On June 30, 2020, five-year-old Emery’s adoption was finalized and like all parents do, Julie and Shawn made sure to capture the event with the cutest of photos. The pure delight that shined through in Emery’s sweet smile said it all. She was so happy and not even the 1,566 days it took to get to this day could take that happiness away from her, her parents or, as it turned out, from Cunningham’s staff, Marie and Paige from the Intensive Placement Stabilization (IPS) program.
“We’ve been intimately involved all along so we are just full of joy at the completion of Emery’s adoption,” Marie, IPS Associate Director of Family Services, said. “It’s a unique story in that these foster parents had to hang in there for a really long time but they were committed very, very early on to becoming this child’s parents for the rest of her life and they weathered a lot of storms.”
When Julie and Shawn became foster parents to Emery, their intent was to engage and stay connected with the biological mother. When it became clear that was not going to happen, the goals shifted from fostering to adoption. The case went on for a very long time before parental rights were terminated. Then there was an appeal process, a number of case worker changes and behavioral difficulties they had to address.
“While there were so many ups and downs with the case, Julie and Shawn were the absolute constant in this little girl’s life,” Marie said. “They’ve created stability for Emery and there’s just ease and warmth and total inclusion of her in their family. It has been really impressive to see their perseverance and dedication.”
But there’s so much more to this story and Julie and Shawn’s all-in commitment to their family.
Marie and Paige, IPS Family Support Specialist, first became involved with the family two years ago when they began providing services for Emery’s older sister Renee*, whom Julie and Shawn were also fostering.
Growing up, the girls were surrounded by mental illness, substance abuse issues and neglect. Renee, a classic case of a young child who didn’t get the care and attention she needed for the first couple of years of her life, was struggling with daily challenges with her emotions and temper, which often caused behavioral problems. Julie and Shawn needed help.
“We were really at our wits end,” Julie said. We had gone through so many case managers and ended up having our case switched over to DCFS and that’s when things really started to happen for us.”

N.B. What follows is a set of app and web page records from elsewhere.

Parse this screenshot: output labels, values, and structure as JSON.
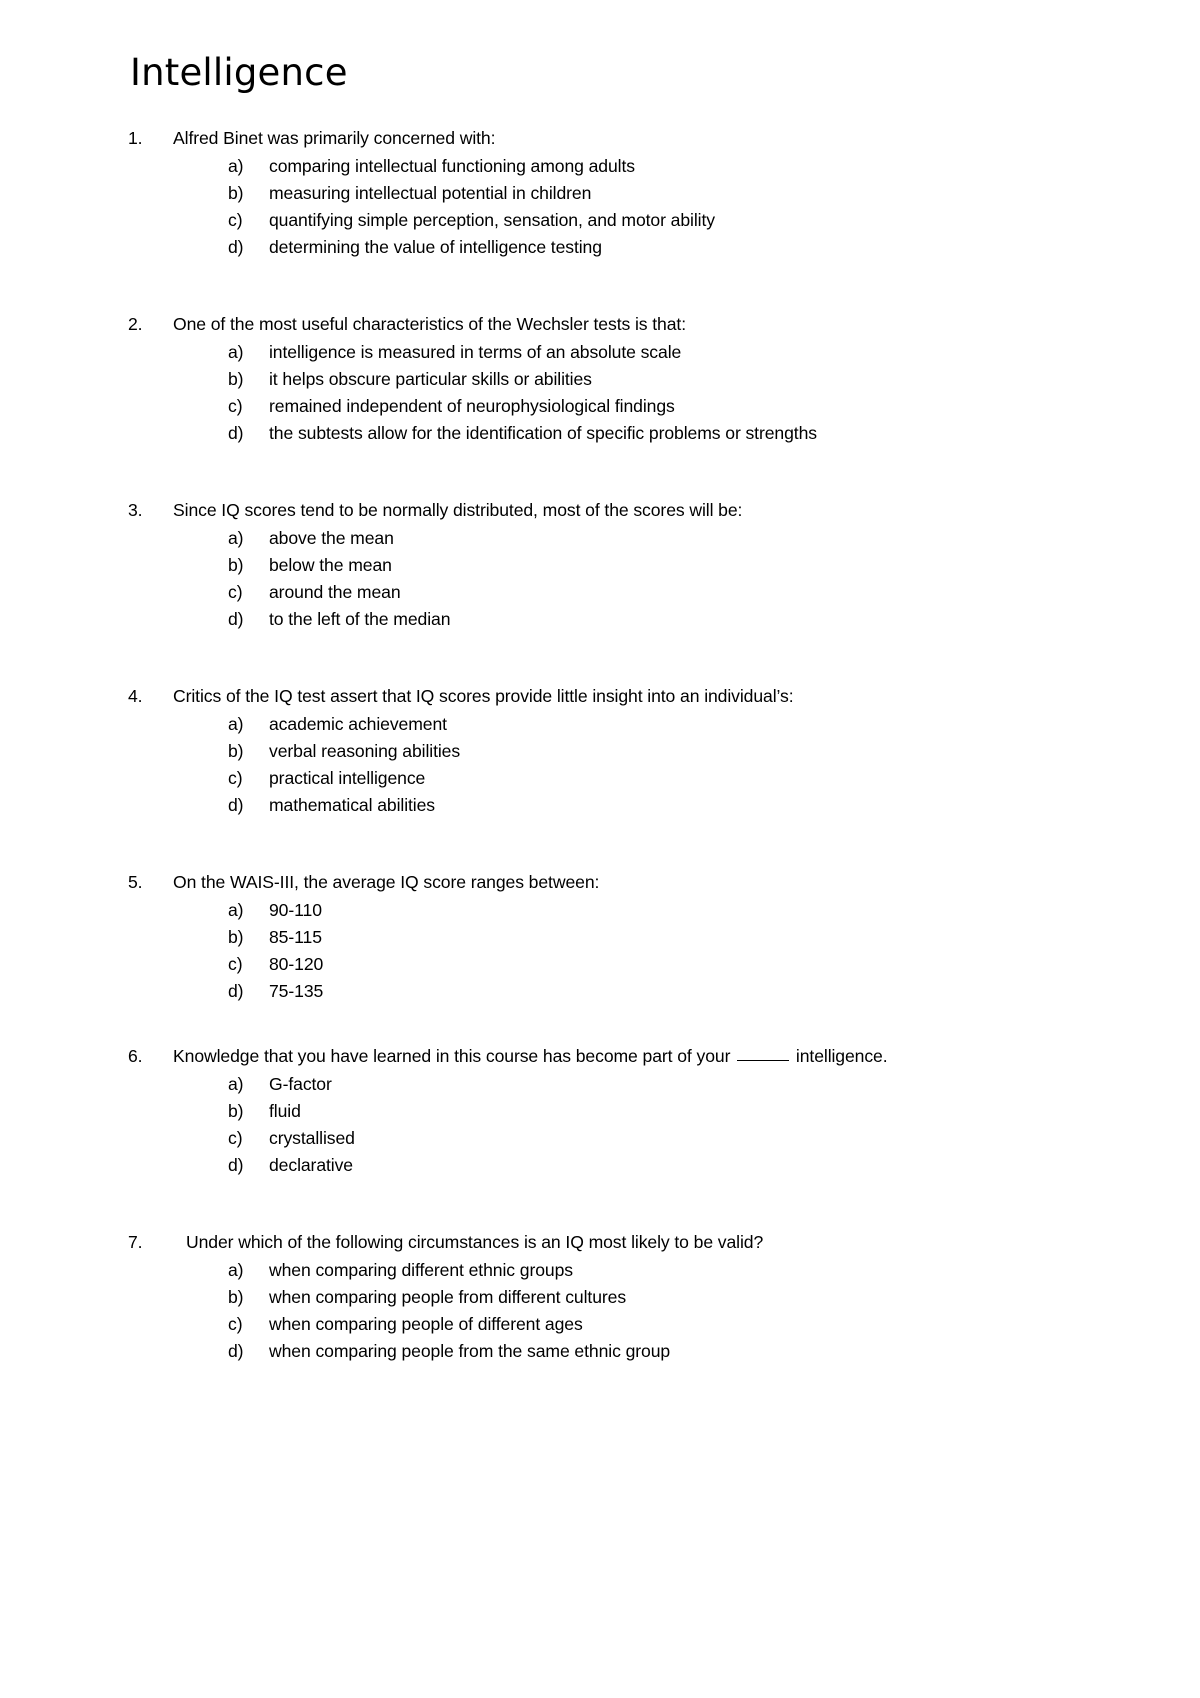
{
  "document": {
    "title": "Intelligence",
    "questions": [
      {
        "number": "1.",
        "text": "Alfred Binet was primarily concerned with:",
        "options": [
          {
            "marker": "a)",
            "text": "comparing intellectual functioning among adults"
          },
          {
            "marker": "b)",
            "text": "measuring intellectual potential in children"
          },
          {
            "marker": "c)",
            "text": "quantifying simple perception, sensation, and motor ability"
          },
          {
            "marker": "d)",
            "text": "determining the value of intelligence testing"
          }
        ]
      },
      {
        "number": "2.",
        "text": "One of the most useful characteristics of the Wechsler tests is that:",
        "options": [
          {
            "marker": "a)",
            "text": "intelligence is measured in terms of an absolute scale"
          },
          {
            "marker": "b)",
            "text": "it helps obscure particular skills or abilities"
          },
          {
            "marker": "c)",
            "text": "remained independent of neurophysiological findings"
          },
          {
            "marker": "d)",
            "text": "the subtests allow for the identification of specific problems or strengths"
          }
        ]
      },
      {
        "number": "3.",
        "text": "Since IQ scores tend to be normally distributed, most of the scores will be:",
        "options": [
          {
            "marker": "a)",
            "text": "above the mean"
          },
          {
            "marker": "b)",
            "text": "below the mean"
          },
          {
            "marker": "c)",
            "text": "around the mean"
          },
          {
            "marker": "d)",
            "text": "to the left of the median"
          }
        ]
      },
      {
        "number": "4.",
        "text": "Critics of the IQ test assert that IQ scores provide little insight into an individual’s:",
        "options": [
          {
            "marker": "a)",
            "text": "academic achievement"
          },
          {
            "marker": "b)",
            "text": "verbal reasoning abilities"
          },
          {
            "marker": "c)",
            "text": "practical intelligence"
          },
          {
            "marker": "d)",
            "text": "mathematical abilities"
          }
        ]
      },
      {
        "number": "5.",
        "text": "On the WAIS-III, the average IQ score ranges between:",
        "options": [
          {
            "marker": "a)",
            "text": "90-110"
          },
          {
            "marker": "b)",
            "text": "85-115"
          },
          {
            "marker": "c)",
            "text": "80-120"
          },
          {
            "marker": "d)",
            "text": "75-135"
          }
        ]
      },
      {
        "number": "6.",
        "text_before_blank": "Knowledge that you have learned in this course has become part of your ",
        "text_after_blank": " intelligence.",
        "options": [
          {
            "marker": "a)",
            "text": "G-factor"
          },
          {
            "marker": "b)",
            "text": "fluid"
          },
          {
            "marker": "c)",
            "text": "crystallised"
          },
          {
            "marker": "d)",
            "text": "declarative"
          }
        ]
      },
      {
        "number": "7.",
        "text": "Under which of the following circumstances is an IQ most likely to be valid?",
        "options": [
          {
            "marker": "a)",
            "text": "when comparing different ethnic groups"
          },
          {
            "marker": "b)",
            "text": "when comparing people from different cultures"
          },
          {
            "marker": "c)",
            "text": "when comparing people of different ages"
          },
          {
            "marker": "d)",
            "text": "when comparing people from the same ethnic group"
          }
        ]
      }
    ]
  }
}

Cunningham’s IPS program is designed to help promote DCFS’s goals of safety, permanency and well being for the children and youth it serves. To accomplish this, IPS provides short-term services, interventions and support to children and youth with emotional and/or behavioral problems who are identified as being at risk of placement disruption. Renee’s situation certainly qualified for IPS services and Paige and Marie got to work.
Paige went to Renee’s daycare a couple of days a week where she lent one-on-one support and provided training opportunities to the staff, giving them ideas of how to approach situations with her. She also provided in-home support. Marie was involved in supporting Paige but also supporting Julie and Shawn.
“Any question I had, if Marie didn’t know the answer, she would research and come up with it,” Julie said. “If I was having any issues with DCFS not calling me back, Marie would immediately jump on the phone and start tracking people down. She helped research schools, counseling and residential care for Renee. She just helped get everything arranged.”
In the midst of all of this, Emery started having trouble. She was getting older and was seeing what Renee was doing and started to mimic it. Her behavior put her at risk of being kicked out of her daycare. In March 2019, Emery also became an IPS client and Paige and Marie’s first assignment was to talk to the daycare staff and try to convince them to keep her.
“When we went there to try and intervene, we explained to the daycare staff that Emery’s behavior stemmed from her trauma and if they could look at her behavior from a trauma informed approach, maybe they’d be more willing to hang in there,” Marie said.
Trauma-Informed Care is the knowledge and understanding of one’s trauma and the far-reaching impact it has on the development of the brain and behavior. It promotes an environment of safety, healing and recovery.
Initially, they agreed to give Emery another week and Paige starting going to the daycare as a therapeutic mentor. Despite those efforts, Emery had another meltdown and when she threw items in the direction of another child, she was asked to leave.
Using a gentle and supportive approach, Paige worked with Emery on peer and emotional interactions and also helped her to develop coping skills so she could better control her emotions. When Paige provided support at Emery’s new daycare, she gave her the one-on-one attention she needed. Now, Emery is doing really well because she is using a lot of the coping mechanisms Paige taught her.
“They’re very much involved and nothing is too much for them,” Julie said. “It’s just amazing. They take that extra step and are all about the family unit and really assured us that everything was going to work out.
“Marie is always the voice of reason,” Julie continued. “She and Paige are always willing to help and if they don’t yet have a plan, they always have an idea. They at least have hope.”
And, as we see so often at Cunningham, hope goes a long way.
*name has been changed to protect the privacy of our youth